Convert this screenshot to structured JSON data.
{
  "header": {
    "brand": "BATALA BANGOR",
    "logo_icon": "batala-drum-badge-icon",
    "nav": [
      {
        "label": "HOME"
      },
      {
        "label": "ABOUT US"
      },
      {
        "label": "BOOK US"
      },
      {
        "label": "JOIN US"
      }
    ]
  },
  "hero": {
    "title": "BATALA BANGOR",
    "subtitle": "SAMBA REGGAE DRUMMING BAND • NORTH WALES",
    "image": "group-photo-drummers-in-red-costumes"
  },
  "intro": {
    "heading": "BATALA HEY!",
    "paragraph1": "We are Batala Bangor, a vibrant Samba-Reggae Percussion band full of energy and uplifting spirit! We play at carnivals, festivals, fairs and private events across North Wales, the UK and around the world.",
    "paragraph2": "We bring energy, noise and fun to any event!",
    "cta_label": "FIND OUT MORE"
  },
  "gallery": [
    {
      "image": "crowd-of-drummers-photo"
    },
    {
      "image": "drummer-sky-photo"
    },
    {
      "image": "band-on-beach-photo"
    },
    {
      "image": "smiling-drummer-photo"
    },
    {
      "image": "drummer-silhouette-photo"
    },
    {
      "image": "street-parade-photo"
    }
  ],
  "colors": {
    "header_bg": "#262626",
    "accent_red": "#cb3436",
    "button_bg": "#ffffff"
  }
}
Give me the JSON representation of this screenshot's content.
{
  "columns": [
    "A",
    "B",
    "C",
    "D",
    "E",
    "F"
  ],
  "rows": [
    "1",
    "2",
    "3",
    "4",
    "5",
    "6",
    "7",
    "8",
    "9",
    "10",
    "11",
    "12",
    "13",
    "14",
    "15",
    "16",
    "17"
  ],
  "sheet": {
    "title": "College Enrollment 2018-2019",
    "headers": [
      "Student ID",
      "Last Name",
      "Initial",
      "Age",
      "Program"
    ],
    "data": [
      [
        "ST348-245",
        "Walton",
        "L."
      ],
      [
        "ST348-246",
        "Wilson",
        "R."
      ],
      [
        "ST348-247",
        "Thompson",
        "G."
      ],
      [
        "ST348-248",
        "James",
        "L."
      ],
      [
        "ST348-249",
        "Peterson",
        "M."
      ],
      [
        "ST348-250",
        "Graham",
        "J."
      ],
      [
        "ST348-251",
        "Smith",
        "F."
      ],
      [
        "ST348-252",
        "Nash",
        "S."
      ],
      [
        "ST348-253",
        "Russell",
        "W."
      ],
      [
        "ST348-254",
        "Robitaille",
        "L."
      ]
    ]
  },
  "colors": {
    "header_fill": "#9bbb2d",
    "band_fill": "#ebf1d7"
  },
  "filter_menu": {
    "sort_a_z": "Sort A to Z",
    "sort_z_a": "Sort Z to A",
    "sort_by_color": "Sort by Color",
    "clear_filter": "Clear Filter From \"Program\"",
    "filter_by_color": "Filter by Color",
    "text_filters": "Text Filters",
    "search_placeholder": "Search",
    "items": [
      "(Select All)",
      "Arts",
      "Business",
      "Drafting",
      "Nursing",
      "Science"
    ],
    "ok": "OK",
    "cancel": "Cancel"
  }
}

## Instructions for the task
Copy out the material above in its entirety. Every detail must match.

## Expected answer
Convert this screenshot to structured JSON data.
{
  "header": {
    "brand": "BATALA BANGOR",
    "logo_icon": "batala-drum-badge-icon",
    "nav": [
      {
        "label": "HOME"
      },
      {
        "label": "ABOUT US"
      },
      {
        "label": "BOOK US"
      },
      {
        "label": "JOIN US"
      }
    ]
  },
  "hero": {
    "title": "BATALA BANGOR",
    "subtitle": "SAMBA REGGAE DRUMMING BAND • NORTH WALES",
    "image": "group-photo-drummers-in-red-costumes"
  },
  "intro": {
    "heading": "BATALA HEY!",
    "paragraph1": "We are Batala Bangor, a vibrant Samba-Reggae Percussion band full of energy and uplifting spirit! We play at carnivals, festivals, fairs and private events across North Wales, the UK and around the world.",
    "paragraph2": "We bring energy, noise and fun to any event!",
    "cta_label": "FIND OUT MORE"
  },
  "gallery": [
    {
      "image": "crowd-of-drummers-photo"
    },
    {
      "image": "drummer-sky-photo"
    },
    {
      "image": "band-on-beach-photo"
    },
    {
      "image": "smiling-drummer-photo"
    },
    {
      "image": "drummer-silhouette-photo"
    },
    {
      "image": "street-parade-photo"
    }
  ],
  "colors": {
    "header_bg": "#262626",
    "accent_red": "#cb3436",
    "button_bg": "#ffffff"
  }
}
Give me the JSON representation of this screenshot's content.
{
  "columns": [
    "A",
    "B",
    "C",
    "D",
    "E",
    "F"
  ],
  "rows": [
    "1",
    "2",
    "3",
    "4",
    "5",
    "6",
    "7",
    "8",
    "9",
    "10",
    "11",
    "12",
    "13",
    "14",
    "15",
    "16",
    "17"
  ],
  "sheet": {
    "title": "College Enrollment 2018-2019",
    "headers": [
      "Student ID",
      "Last Name",
      "Initial",
      "Age",
      "Program"
    ],
    "data": [
      [
        "ST348-245",
        "Walton",
        "L."
      ],
      [
        "ST348-246",
        "Wilson",
        "R."
      ],
      [
        "ST348-247",
        "Thompson",
        "G."
      ],
      [
        "ST348-248",
        "James",
        "L."
      ],
      [
        "ST348-249",
        "Peterson",
        "M."
      ],
      [
        "ST348-250",
        "Graham",
        "J."
      ],
      [
        "ST348-251",
        "Smith",
        "F."
      ],
      [
        "ST348-252",
        "Nash",
        "S."
      ],
      [
        "ST348-253",
        "Russell",
        "W."
      ],
      [
        "ST348-254",
        "Robitaille",
        "L."
      ]
    ]
  },
  "colors": {
    "header_fill": "#9bbb2d",
    "band_fill": "#ebf1d7"
  },
  "filter_menu": {
    "sort_a_z": "Sort A to Z",
    "sort_z_a": "Sort Z to A",
    "sort_by_color": "Sort by Color",
    "clear_filter": "Clear Filter From \"Program\"",
    "filter_by_color": "Filter by Color",
    "text_filters": "Text Filters",
    "search_placeholder": "Search",
    "items": [
      "(Select All)",
      "Arts",
      "Business",
      "Drafting",
      "Nursing",
      "Science"
    ],
    "ok": "OK",
    "cancel": "Cancel"
  }
}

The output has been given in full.